* **Directions**
The full set of records must be printed exactly as given.

Source records:
+++++
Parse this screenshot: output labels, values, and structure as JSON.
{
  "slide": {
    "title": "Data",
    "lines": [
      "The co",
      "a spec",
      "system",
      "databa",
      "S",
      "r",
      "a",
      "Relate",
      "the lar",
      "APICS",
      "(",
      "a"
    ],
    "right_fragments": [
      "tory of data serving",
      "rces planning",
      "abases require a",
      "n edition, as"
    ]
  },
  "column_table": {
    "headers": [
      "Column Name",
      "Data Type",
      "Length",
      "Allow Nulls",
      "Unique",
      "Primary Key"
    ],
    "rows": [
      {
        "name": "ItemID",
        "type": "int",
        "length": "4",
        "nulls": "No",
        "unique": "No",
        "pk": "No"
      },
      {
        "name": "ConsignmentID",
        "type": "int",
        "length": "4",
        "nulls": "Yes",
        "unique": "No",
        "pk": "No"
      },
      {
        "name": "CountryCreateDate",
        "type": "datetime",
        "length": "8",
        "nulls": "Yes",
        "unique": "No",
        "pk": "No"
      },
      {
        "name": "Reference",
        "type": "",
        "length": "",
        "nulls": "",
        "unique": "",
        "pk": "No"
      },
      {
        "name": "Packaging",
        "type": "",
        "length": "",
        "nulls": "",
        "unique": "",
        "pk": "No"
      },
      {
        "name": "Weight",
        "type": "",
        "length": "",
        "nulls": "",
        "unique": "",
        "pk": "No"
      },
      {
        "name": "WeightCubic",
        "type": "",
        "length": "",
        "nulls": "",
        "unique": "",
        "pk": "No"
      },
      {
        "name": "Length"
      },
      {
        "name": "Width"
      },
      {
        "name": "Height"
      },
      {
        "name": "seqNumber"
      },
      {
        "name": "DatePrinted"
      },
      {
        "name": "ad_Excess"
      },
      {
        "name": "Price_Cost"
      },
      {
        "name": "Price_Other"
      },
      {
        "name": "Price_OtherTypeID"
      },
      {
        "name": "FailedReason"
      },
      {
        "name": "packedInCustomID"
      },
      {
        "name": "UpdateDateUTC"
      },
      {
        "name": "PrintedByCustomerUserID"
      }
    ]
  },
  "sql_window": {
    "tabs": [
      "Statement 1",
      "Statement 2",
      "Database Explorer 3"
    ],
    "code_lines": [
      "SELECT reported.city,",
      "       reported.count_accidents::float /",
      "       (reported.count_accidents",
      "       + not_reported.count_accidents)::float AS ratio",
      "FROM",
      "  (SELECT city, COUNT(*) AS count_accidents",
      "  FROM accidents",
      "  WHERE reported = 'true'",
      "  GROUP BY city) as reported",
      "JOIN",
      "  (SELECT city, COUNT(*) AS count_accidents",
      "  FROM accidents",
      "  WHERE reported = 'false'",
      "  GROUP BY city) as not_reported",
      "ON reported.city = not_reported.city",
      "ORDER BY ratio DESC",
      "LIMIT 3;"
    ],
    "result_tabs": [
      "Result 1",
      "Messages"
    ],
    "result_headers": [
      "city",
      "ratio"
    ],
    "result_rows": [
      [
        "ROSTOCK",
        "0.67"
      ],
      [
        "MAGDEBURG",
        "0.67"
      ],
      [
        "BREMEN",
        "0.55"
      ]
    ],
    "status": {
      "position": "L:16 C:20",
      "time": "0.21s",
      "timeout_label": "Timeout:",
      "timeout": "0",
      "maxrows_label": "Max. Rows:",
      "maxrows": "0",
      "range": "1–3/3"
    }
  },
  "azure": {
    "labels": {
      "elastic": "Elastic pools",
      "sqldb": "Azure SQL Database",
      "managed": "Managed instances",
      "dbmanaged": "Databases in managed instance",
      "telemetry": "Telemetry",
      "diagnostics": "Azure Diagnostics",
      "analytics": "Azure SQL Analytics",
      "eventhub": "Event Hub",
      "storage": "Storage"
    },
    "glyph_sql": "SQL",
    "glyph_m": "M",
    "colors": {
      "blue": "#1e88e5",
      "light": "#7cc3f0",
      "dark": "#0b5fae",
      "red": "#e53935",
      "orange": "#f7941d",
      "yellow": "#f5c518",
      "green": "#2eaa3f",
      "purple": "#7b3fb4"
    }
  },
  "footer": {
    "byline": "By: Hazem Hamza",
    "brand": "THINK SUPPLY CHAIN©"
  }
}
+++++
* **Answer area**
Parse this screenshot: output labels, values, and structure as JSON.
{
  "slide": {
    "title": "Data",
    "lines": [
      "The co",
      "a spec",
      "system",
      "databa",
      "S",
      "r",
      "a",
      "Relate",
      "the lar",
      "APICS",
      "(",
      "a"
    ],
    "right_fragments": [
      "tory of data serving",
      "rces planning",
      "abases require a",
      "n edition, as"
    ]
  },
  "column_table": {
    "headers": [
      "Column Name",
      "Data Type",
      "Length",
      "Allow Nulls",
      "Unique",
      "Primary Key"
    ],
    "rows": [
      {
        "name": "ItemID",
        "type": "int",
        "length": "4",
        "nulls": "No",
        "unique": "No",
        "pk": "No"
      },
      {
        "name": "ConsignmentID",
        "type": "int",
        "length": "4",
        "nulls": "Yes",
        "unique": "No",
        "pk": "No"
      },
      {
        "name": "CountryCreateDate",
        "type": "datetime",
        "length": "8",
        "nulls": "Yes",
        "unique": "No",
        "pk": "No"
      },
      {
        "name": "Reference",
        "type": "",
        "length": "",
        "nulls": "",
        "unique": "",
        "pk": "No"
      },
      {
        "name": "Packaging",
        "type": "",
        "length": "",
        "nulls": "",
        "unique": "",
        "pk": "No"
      },
      {
        "name": "Weight",
        "type": "",
        "length": "",
        "nulls": "",
        "unique": "",
        "pk": "No"
      },
      {
        "name": "WeightCubic",
        "type": "",
        "length": "",
        "nulls": "",
        "unique": "",
        "pk": "No"
      },
      {
        "name": "Length"
      },
      {
        "name": "Width"
      },
      {
        "name": "Height"
      },
      {
        "name": "seqNumber"
      },
      {
        "name": "DatePrinted"
      },
      {
        "name": "ad_Excess"
      },
      {
        "name": "Price_Cost"
      },
      {
        "name": "Price_Other"
      },
      {
        "name": "Price_OtherTypeID"
      },
      {
        "name": "FailedReason"
      },
      {
        "name": "packedInCustomID"
      },
      {
        "name": "UpdateDateUTC"
      },
      {
        "name": "PrintedByCustomerUserID"
      }
    ]
  },
  "sql_window": {
    "tabs": [
      "Statement 1",
      "Statement 2",
      "Database Explorer 3"
    ],
    "code_lines": [
      "SELECT reported.city,",
      "       reported.count_accidents::float /",
      "       (reported.count_accidents",
      "       + not_reported.count_accidents)::float AS ratio",
      "FROM",
      "  (SELECT city, COUNT(*) AS count_accidents",
      "  FROM accidents",
      "  WHERE reported = 'true'",
      "  GROUP BY city) as reported",
      "JOIN",
      "  (SELECT city, COUNT(*) AS count_accidents",
      "  FROM accidents",
      "  WHERE reported = 'false'",
      "  GROUP BY city) as not_reported",
      "ON reported.city = not_reported.city",
      "ORDER BY ratio DESC",
      "LIMIT 3;"
    ],
    "result_tabs": [
      "Result 1",
      "Messages"
    ],
    "result_headers": [
      "city",
      "ratio"
    ],
    "result_rows": [
      [
        "ROSTOCK",
        "0.67"
      ],
      [
        "MAGDEBURG",
        "0.67"
      ],
      [
        "BREMEN",
        "0.55"
      ]
    ],
    "status": {
      "position": "L:16 C:20",
      "time": "0.21s",
      "timeout_label": "Timeout:",
      "timeout": "0",
      "maxrows_label": "Max. Rows:",
      "maxrows": "0",
      "range": "1–3/3"
    }
  },
  "azure": {
    "labels": {
      "elastic": "Elastic pools",
      "sqldb": "Azure SQL Database",
      "managed": "Managed instances",
      "dbmanaged": "Databases in managed instance",
      "telemetry": "Telemetry",
      "diagnostics": "Azure Diagnostics",
      "analytics": "Azure SQL Analytics",
      "eventhub": "Event Hub",
      "storage": "Storage"
    },
    "glyph_sql": "SQL",
    "glyph_m": "M",
    "colors": {
      "blue": "#1e88e5",
      "light": "#7cc3f0",
      "dark": "#0b5fae",
      "red": "#e53935",
      "orange": "#f7941d",
      "yellow": "#f5c518",
      "green": "#2eaa3f",
      "purple": "#7b3fb4"
    }
  },
  "footer": {
    "byline": "By: Hazem Hamza",
    "brand": "THINK SUPPLY CHAIN©"
  }
}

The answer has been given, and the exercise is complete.